BP was dreading pulling their FCC heat exchangers.
Every floating head, shell and tube heat exchanger generally gets pulled from its shell In order to clean and inspect
This is primarily done for insurance purposes and of course to improve production throughput and reduce energy consumption. The benefits of cleaning and inspection are high but the associated costs to extract bundles is also extremely high.
For example to extract one heat exchanger bundle and take it to the cleaning bay incurs the following costs and risks.
• Risk of de- bottlenecking issues
• Critical path over run
• Bundle damage
• New gaskets
• New bolts
• Bundle puller
• 3rd party costs etc.
• Extended downtime.

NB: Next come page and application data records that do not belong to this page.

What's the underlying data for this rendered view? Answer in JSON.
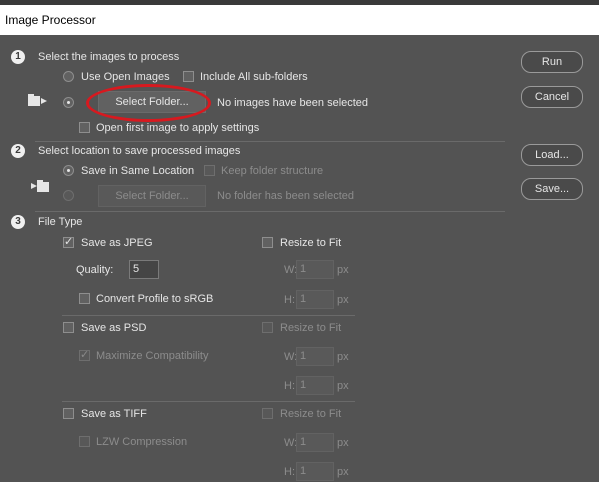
{
  "window": {
    "title": "Image Processor"
  },
  "buttons": {
    "run": "Run",
    "cancel": "Cancel",
    "load": "Load...",
    "save": "Save..."
  },
  "section1": {
    "number": "1",
    "heading": "Select the images to process",
    "use_open_images": "Use Open Images",
    "include_subfolders": "Include All sub-folders",
    "select_folder": "Select Folder...",
    "status": "No images have been selected",
    "open_first": "Open first image to apply settings"
  },
  "section2": {
    "number": "2",
    "heading": "Select location to save processed images",
    "save_same": "Save in Same Location",
    "keep_structure": "Keep folder structure",
    "select_folder": "Select Folder...",
    "status": "No folder has been selected"
  },
  "section3": {
    "number": "3",
    "heading": "File Type",
    "jpeg": {
      "label": "Save as JPEG",
      "checked": true,
      "quality_label": "Quality:",
      "quality": "5",
      "convert": "Convert Profile to sRGB",
      "resize": "Resize to Fit",
      "w": "W:",
      "h": "H:",
      "wv": "1",
      "hv": "1",
      "unit": "px"
    },
    "psd": {
      "label": "Save as PSD",
      "maximize": "Maximize Compatibility",
      "resize": "Resize to Fit",
      "w": "W:",
      "h": "H:",
      "wv": "1",
      "hv": "1",
      "unit": "px"
    },
    "tiff": {
      "label": "Save as TIFF",
      "lzw": "LZW Compression",
      "resize": "Resize to Fit",
      "w": "W:",
      "h": "H:",
      "wv": "1",
      "hv": "1",
      "unit": "px"
    }
  },
  "colors": {
    "background": "#535353",
    "highlight": "#d7191f"
  }
}
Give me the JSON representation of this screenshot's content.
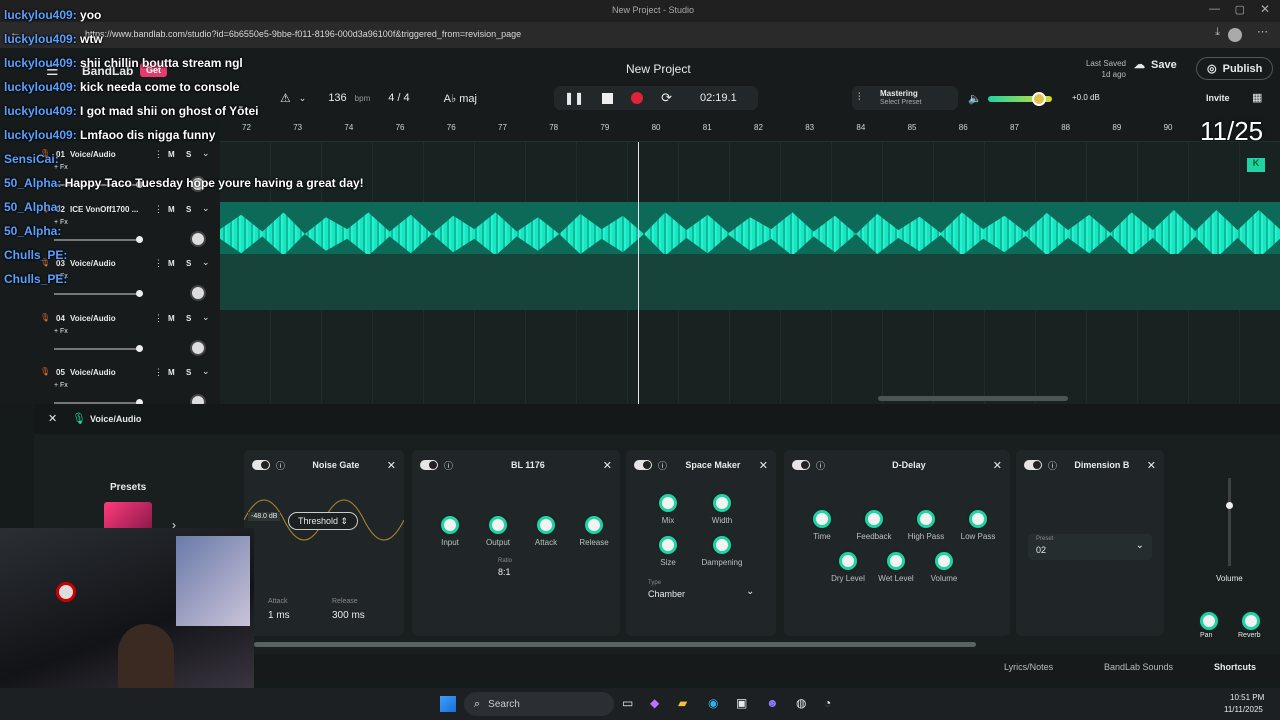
{
  "browser": {
    "title": "New Project - Studio",
    "url": "https://www.bandlab.com/studio?id=6b6550e5-9bbe-f011-8196-000d3a96100f&triggered_from=revision_page"
  },
  "app": {
    "logo": "BandLab",
    "get_badge": "Get",
    "project_title": "New Project",
    "last_saved_label": "Last Saved",
    "last_saved_value": "1d ago",
    "save": "Save",
    "publish": "Publish",
    "invite": "Invite"
  },
  "transport": {
    "bpm": "136",
    "bpm_unit": "bpm",
    "time_sig": "4 / 4",
    "key": "A♭ maj",
    "position": "02:19.1",
    "mastering": "Mastering",
    "mastering_sub": "Select Preset",
    "volume_db": "+0.0 dB",
    "volume_level": 0.8
  },
  "ruler": [
    "72",
    "73",
    "74",
    "76",
    "76",
    "77",
    "78",
    "79",
    "80",
    "81",
    "82",
    "83",
    "84",
    "85",
    "86",
    "87",
    "88",
    "89",
    "90"
  ],
  "overlay_time": "11/25",
  "tracks": [
    {
      "num": "01",
      "name": "Voice/Audio"
    },
    {
      "num": "02",
      "name": "ICE VonOff1700 ..."
    },
    {
      "num": "03",
      "name": "Voice/Audio"
    },
    {
      "num": "04",
      "name": "Voice/Audio"
    },
    {
      "num": "05",
      "name": "Voice/Audio"
    }
  ],
  "track_buttons": {
    "fx": "+ Fx",
    "mute": "M",
    "solo": "S"
  },
  "chat": [
    {
      "user": "luckylou409:",
      "msg": "yoo"
    },
    {
      "user": "luckylou409:",
      "msg": "wtw"
    },
    {
      "user": "luckylou409:",
      "msg": "shii chillin boutta stream ngl"
    },
    {
      "user": "luckylou409:",
      "msg": "kick needa come to console"
    },
    {
      "user": "luckylou409:",
      "msg": "I got mad shii on ghost of Yōtei"
    },
    {
      "user": "luckylou409:",
      "msg": "Lmfaoo dis nigga funny"
    },
    {
      "user": "SensiCai:",
      "msg": ""
    },
    {
      "user": "50_Alpha:",
      "msg": "Happy Taco Tuesday hope youre having a great day!"
    },
    {
      "user": "50_Alpha:",
      "msg": ""
    },
    {
      "user": "50_Alpha:",
      "msg": ""
    },
    {
      "user": "Chulls_PE:",
      "msg": ""
    },
    {
      "user": "Chulls_PE:",
      "msg": ""
    }
  ],
  "fx": {
    "track_label": "Voice/Audio",
    "presets": "Presets",
    "noise_gate": {
      "title": "Noise Gate",
      "db": "-48.0 dB",
      "threshold": "Threshold",
      "attack_label": "Attack",
      "attack": "1 ms",
      "release_label": "Release",
      "release": "300 ms"
    },
    "bl1176": {
      "title": "BL 1176",
      "knobs": [
        "Input",
        "Output",
        "Attack",
        "Release"
      ],
      "ratio_label": "Ratio",
      "ratio": "8:1"
    },
    "space_maker": {
      "title": "Space Maker",
      "knobs": [
        "Mix",
        "Width",
        "Size",
        "Dampening"
      ],
      "type_label": "Type",
      "type": "Chamber"
    },
    "d_delay": {
      "title": "D-Delay",
      "knobs": [
        "Time",
        "Feedback",
        "High Pass",
        "Low Pass",
        "Dry Level",
        "Wet Level",
        "Volume"
      ]
    },
    "dimension": {
      "title": "Dimension B",
      "preset_label": "Preset",
      "preset": "02"
    },
    "master": {
      "volume": "Volume",
      "pan": "Pan",
      "reverb": "Reverb"
    }
  },
  "status": {
    "lyrics": "Lyrics/Notes",
    "sounds": "BandLab Sounds",
    "shortcuts": "Shortcuts"
  },
  "taskbar": {
    "search": "Search",
    "time": "10:51 PM",
    "date": "11/11/2025"
  },
  "colors": {
    "accent": "#1fd3a4",
    "record": "#e0223a",
    "wave": "#19e5c0"
  }
}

With over 200 global shutdowns worth of experience, Tube Tech suggested performing all cleaning and inspection in-situ “without” pulling the heat exchangers which would reduce downtime and associated costs by ca. 50%.

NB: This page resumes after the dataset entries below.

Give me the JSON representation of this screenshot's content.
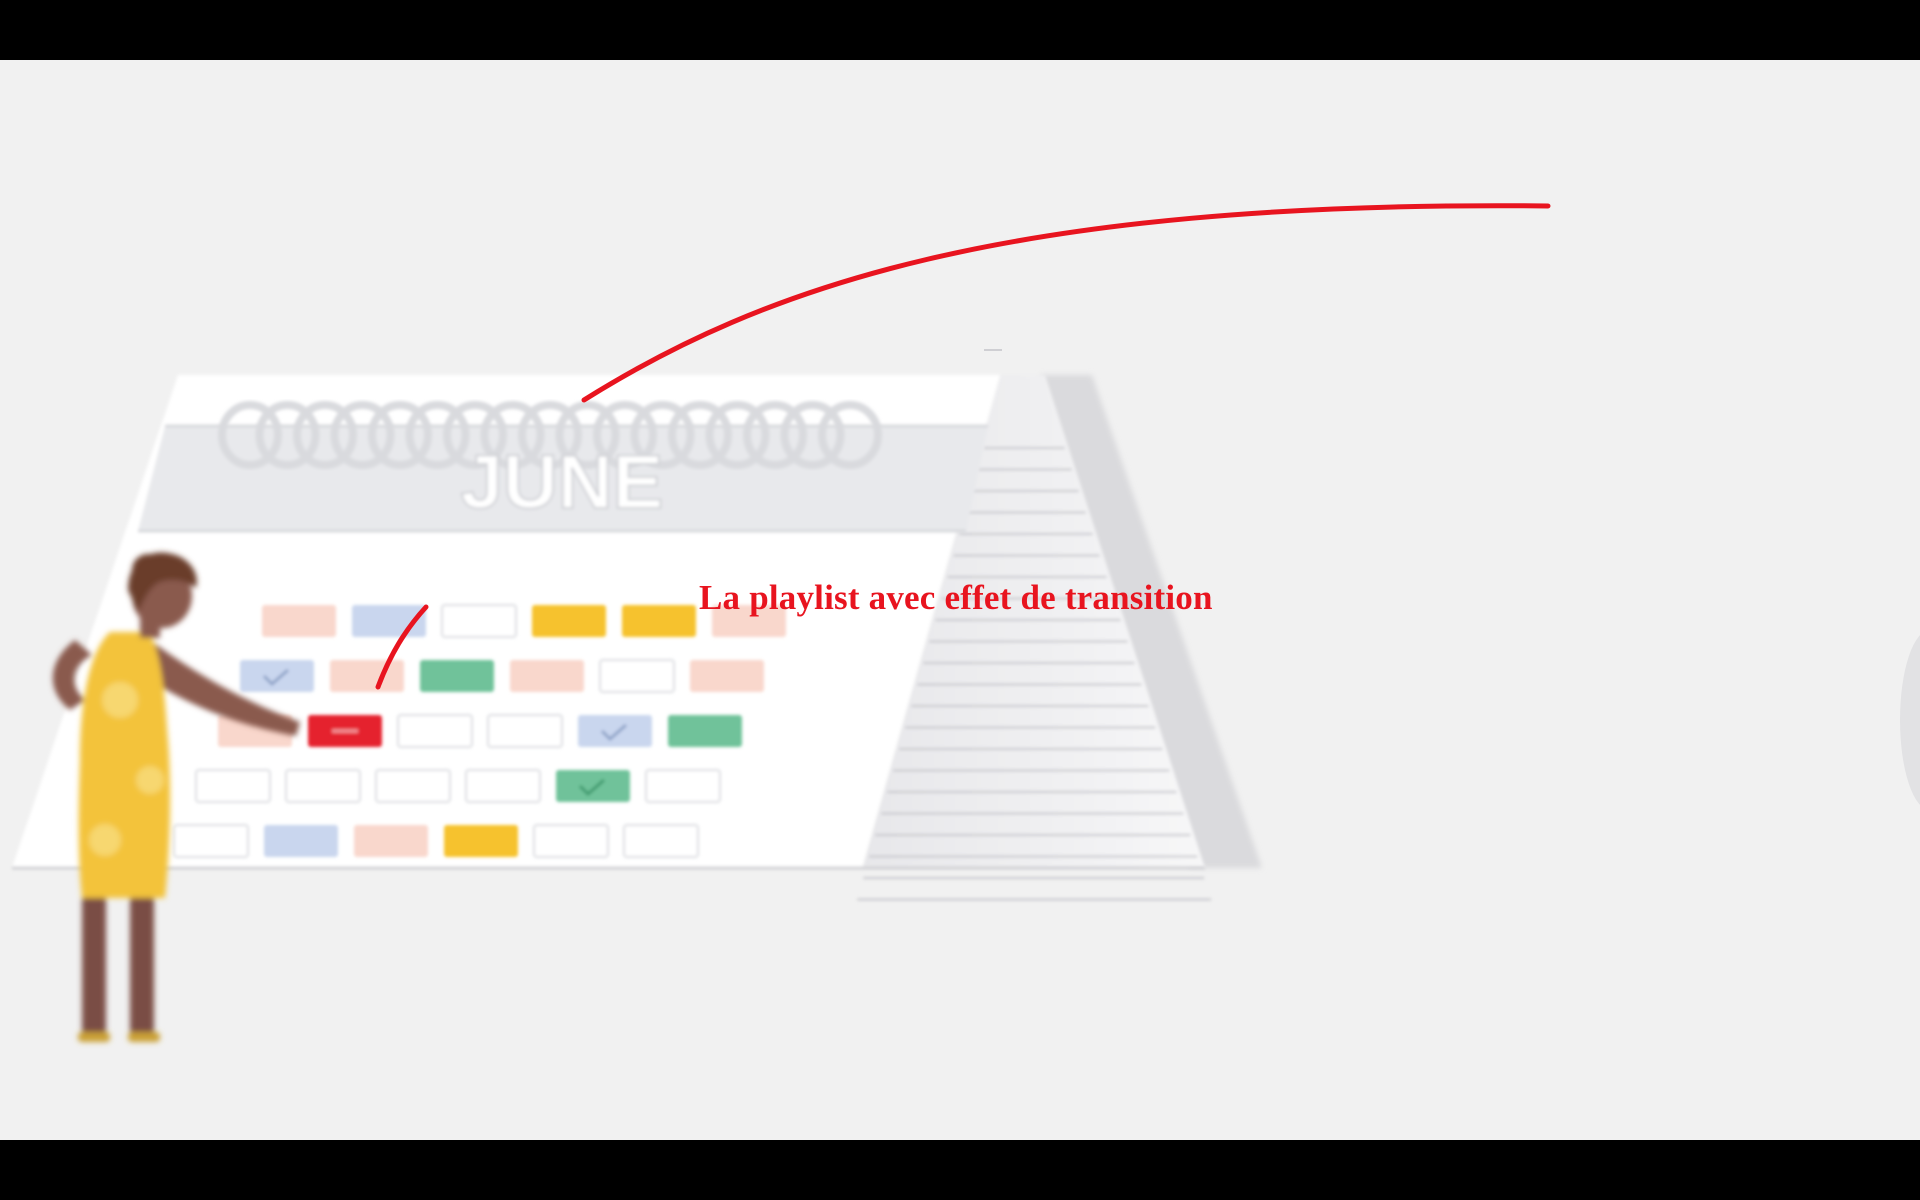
{
  "video": {
    "caption": "La playlist avec effet de transition",
    "caption_color": "#e8141f"
  },
  "calendar": {
    "month": "JUNE",
    "colors": {
      "peach": "#f9d7cc",
      "blue": "#c9d6ee",
      "yellow": "#f6c22f",
      "green": "#6fc29a",
      "red": "#e5222e",
      "white": "#ffffff"
    },
    "rows": [
      [
        "peach",
        "blue",
        "white",
        "yellow",
        "yellow",
        "peach"
      ],
      [
        "blue-check",
        "peach",
        "green",
        "peach",
        "white",
        "peach"
      ],
      [
        "peach",
        "red",
        "white",
        "white",
        "blue-check",
        "green"
      ],
      [
        "white",
        "white",
        "white",
        "white",
        "green-check",
        "white"
      ],
      [
        "white",
        "blue",
        "peach",
        "yellow",
        "white",
        "white"
      ]
    ]
  },
  "figure": {
    "dress_color": "#f3c33b",
    "skin_color": "#8a5a4e"
  }
}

- Avoid exchanger bundle pulling to reduce downtime and costs.
- Tube Tech carried out BP’s first ever in-situ heat exchanger cleaning, enabling the refinery to avoid pulling multiple 10 ton bundles.
- The improved quality of clean in all FCC exchangers extended run times of the catalytic cracker.
- Actual downtime reduced by 57% and overall costs by 33%.
BP’s Refinery Planning Team Leader said: “Tube Tech’s method and systems produced brilliant results. It saves on mechanical work and cranes as well as cutting down on the cost of spare parts such as bolts and gaskets.